Saturday, October 16, 2010

Studying Portrait Lighting with a Mannequin Head



 
A few weeks ago I decided I needed to study light direction more closely.  I've since noticed that the photographers I admire consistently have good highlight and shadow patterns on the faces of their subjects, something that I didn't really notice before.  I was trying to figure out the ideal positions for lights to produce classic portrait patterns and had a difficult time with self-portrait experiments.  I did try taking test shots of my wife and child to analyze highlight and shadow patterns but it wasn't easy, and my wife found it annoying.
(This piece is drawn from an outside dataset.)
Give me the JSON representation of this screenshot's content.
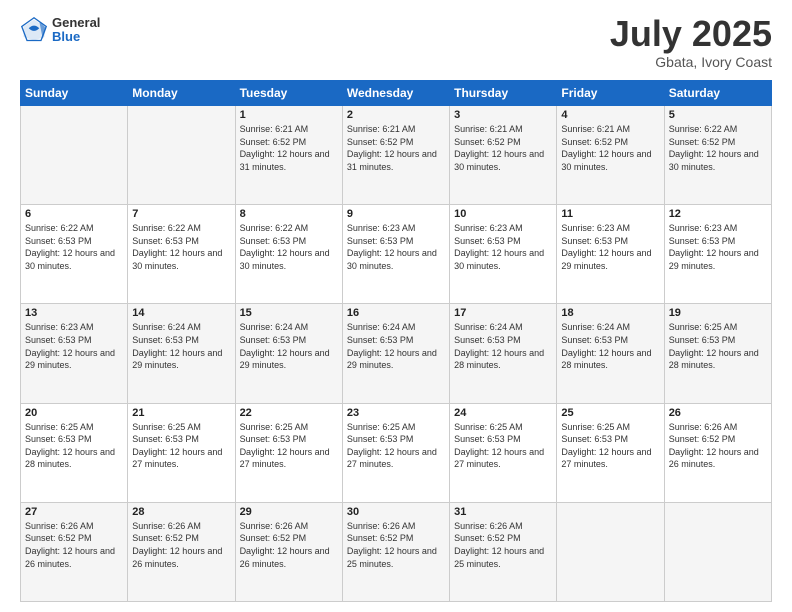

I finally decided I needed to get a mannequin head.  In some ways, I thought a mannequin head would be better than even a real subject (even one with infinite patience) because the head wouldn't move and therefore would be easier to study.

It was quite hard for me to find a mannequin head that was reasonably priced and also met my requirements.  At one point, I was almost resigned to buy a styling head (a toy for girls to practice make up and hairstyling with) but it would entail many compromises.

After much searching, though, I found the mannequin head above, which I'm pleased with.  It's made by Pivot Point International, Inc. and I found it on ebay for around $12 + around $7 shipping (I used the search term "wig head").  BTW, I found the seller, judy503, to be exceptional.  She shipped the item really quickly and provided tracking info.  Last time I checked, she had other similar mannequin heads available.

I think this head is reasonably good given the price:
  • The size is close to a lifesize.  I would say about 90-95% of lifesize.  Having a lifesize model allows my lights to have a quality (hard vs. soft) similar to what they would show with a real subject.
  • The appearance and dimensions of facial features are reasonably realistic.  There are many mannequin heads that have exaggerated features such as large eyes, a large forehead, or small nose.  I wanted a head with realistic features to provide a good simulation of highlight and shadow patterns.  I've seen several that are truly realistic but are much more expensive (if you're curious, I used the search term: "realistic mannequin").
  • The material is rubber-like plastic, similar to the material used in the head of a Barbie doll (except that it is rigid).  Unlike other mannequin heads that use fiberglass, this one is lightweight and seems to reflect light more similarly to normal skin.
  • There is painted make-up, which makes it look more realistic but more importantly, makes it easier for the camera to focus compared to totally colorless mannequin heads (such as those made of styrofoam).
  • The eyes unfortunately aren't glossy enough to show catchlights.  I plan to paint the eyes with a layer of clear nail polish in the future.  For now, there is a somewhat strange painted catchlight showing three lights in a triangular pattern (I guess the artist wasn't a portrait photographer...).
  • No real eyelashes.  Would have been nice but it's not a dealbreaker for me.
  • Does have a little hair so it doesn't look bald, but the hair isn't enough to let me practice using a hairlight.  I might buy a wig for that in the future.
Having practiced a few times with this head, I found that the lighting in my shots has improved, though I still have a lot to learn.  I will post what I learn when I've got it down to a science :)

If you're looking for a mannequin head, be sure you read the description carefully or ask the seller for clarification.  Many mannequin heads are pictured with a wig but actually come without a wig.  Conversely, the first time around, I bought what I thought was a mannequin head with a wig.  Instead, the seller just sent me a wig and we had to resolve the dispute through ebay.